Ventricular fibrillation (VF) is the most common cause of sudden cardiac death (SCD), and accounts for over 300,000 deaths per year in the United States alone. However, despite 50 years of molecular and cellular research, no biological therapy has yet emerged with comparable efficacy to the implantable cardioverter- defibrillator. The objective of this proposed Program Project is to develop rational novel therapies to prevent SCD through a better understanding of the pathogenesis of VF at the mechanistic level. The proposal continues our efforts, which began with our SCOR in Sudden Cardiac Death (1995-2004) and has continued in the current Program Project (2005-2010), to address this objective by integrating information at the molecular, cellular, tissue and organism levels using a systems approach combining experimental and mathematical biology. Continuing along these lines, this Program Project will focus on trigger-substrate interactions, with the central theme related to how early (EADs) and delayed (DADs) afterdepolarizations, classically considered as arrhythmia triggers, simultaneously enhance the vulnerability of the tissue substrate to create the milieu leading to VF and SCD. We will analyze the synergism between dynamic factors and pre-existing tissue heterogeneities in this process. Project 1 (Multi-scale Modeling of Arrhythmias) will develop the theoretical framework, complemented by the experimental analysis at the molecular/cellular level in Project 2 (Cellular Mechanisms of Arrhythmias), the tissue level in Project 3 (Arrhythmias and Antiarrhythmic Targets in Failing Hearts), and therapeutic development in Project 4 (Molecular Approaches to Arrhythmia Therapy), facilitated by 3 cores (Computer and Math Core A, Biology and Bioengineering Core B, and Administrative Core C). Together, these studies will provide critical groundwork necessary to develop and advance novel therapies for this major complication and cause of mortality from heart disease.

Public Health Relevance

The proposed Program Project will study the mechanisms of sudden cardiac death due to ventricular arrhythmias, which prematurely takes the lives of more than 300,000 U.S. citizens each year. The goal is to use this information to develop novel therapies to prevent this deadly manifestation of heart disease.
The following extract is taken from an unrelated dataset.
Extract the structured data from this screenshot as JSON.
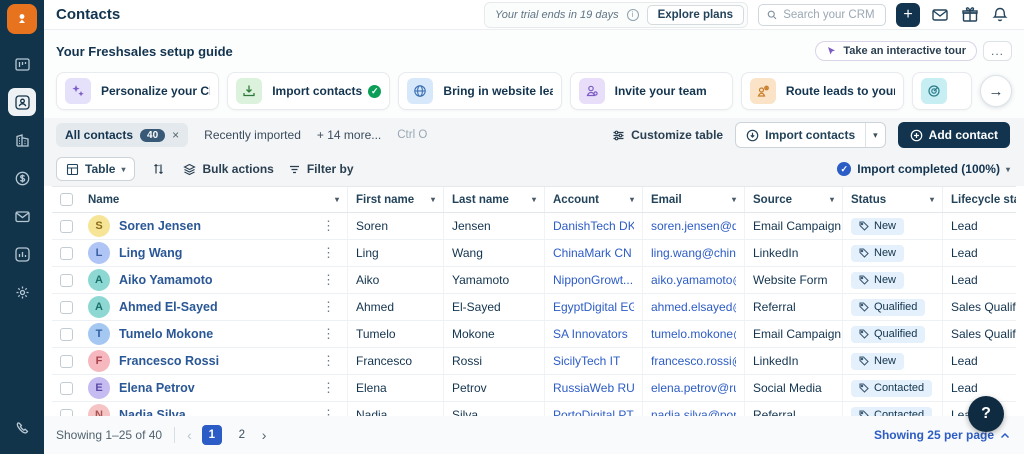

National Institute of Health (NIH)
National Heart, Lung, and Blood Institute (NHLBI)
Research Program Projects (P01)
Project #
Application #
Study Section
Special Emphasis Panel (ZHL1-PPG-S (F1))
Program Officer
Lathrop, David A
Project Start
Project End
Budget Start
Budget End
Support Year
Fiscal Year
Total Cost
Indirect Cost
University of California Los Angeles
Internal Medicine/Medicine
Schools of Medicine
Los Angeles
United States
Zip Code
Qu, Zhilin; Weiss, James N (2015) Mechanisms of ventricular arrhythmias: from molecular fluctuations to electrical turbulence. Annu Rev Physiol 77:29-55
Nivala, Michael; Song, Zhen; Weiss, James N et al. (2015) T-tubule disruption promotes calcium alternans in failing ventricular myocytes: mechanistic insights from computational modeling. J Mol Cell Cardiol 79:32-41
Doytchinova, Anisiia; Patel, Jheel; Zhou, Shengmei et al. (2015) Subcutaneous nerve activity and spontaneous ventricular arrhythmias in ambulatory dogs. Heart Rhythm 12:612-20
Robinson, Eric A; Rhee, Kyoung-Suk; Doytchinova, Anisiia et al. (2015) Estimating sympathetic tone by recording subcutaneous nerve activity in ambulatory dogs. J Cardiovasc Electrophysiol 26:70-8
Qu, Zhilin; Hu, Gang; Garfinkel, Alan et al. (2014) Nonlinear and Stochastic Dynamics in the Heart. Phys Rep 543:61-162
Hoang, Allen; Shen, Changyu; Zheng, James et al. (2014) Utilization rates of implantable cardioverter-defibrillators for primary prevention of sudden cardiac death: a 2012 calculation for a midwestern health referral region. Heart Rhythm 11:849-55
Pezhouman, Arash; Madahian, Sepideh; Stepanyan, Hayk et al. (2014) Selective inhibition of late sodium current suppresses ventricular tachycardia and fibrillation in intact rat hearts. Heart Rhythm 11:492-501
Hellyer, Jessica; George Akingba, A; Rhee, Kyoung-Suk et al. (2014) Autonomic nerve activity and blood pressure in ambulatory dogs. Heart Rhythm 11:307-13
Yu, Chih-Chieh; Ai, Tomohiko; Weiss, James N et al. (2014) Apamin does not inhibit human cardiac Na+ current, L-type Ca2+ current or other major K+ currents. PLoS One 9:e96691
Chen, Peng-Sheng; Chen, Lan S; Fishbein, Michael C et al. (2014) Role of the autonomic nervous system in atrial fibrillation: pathophysiology and therapy. Circ Res 114:1500-15

Showing the most recent 10 out of 184 publications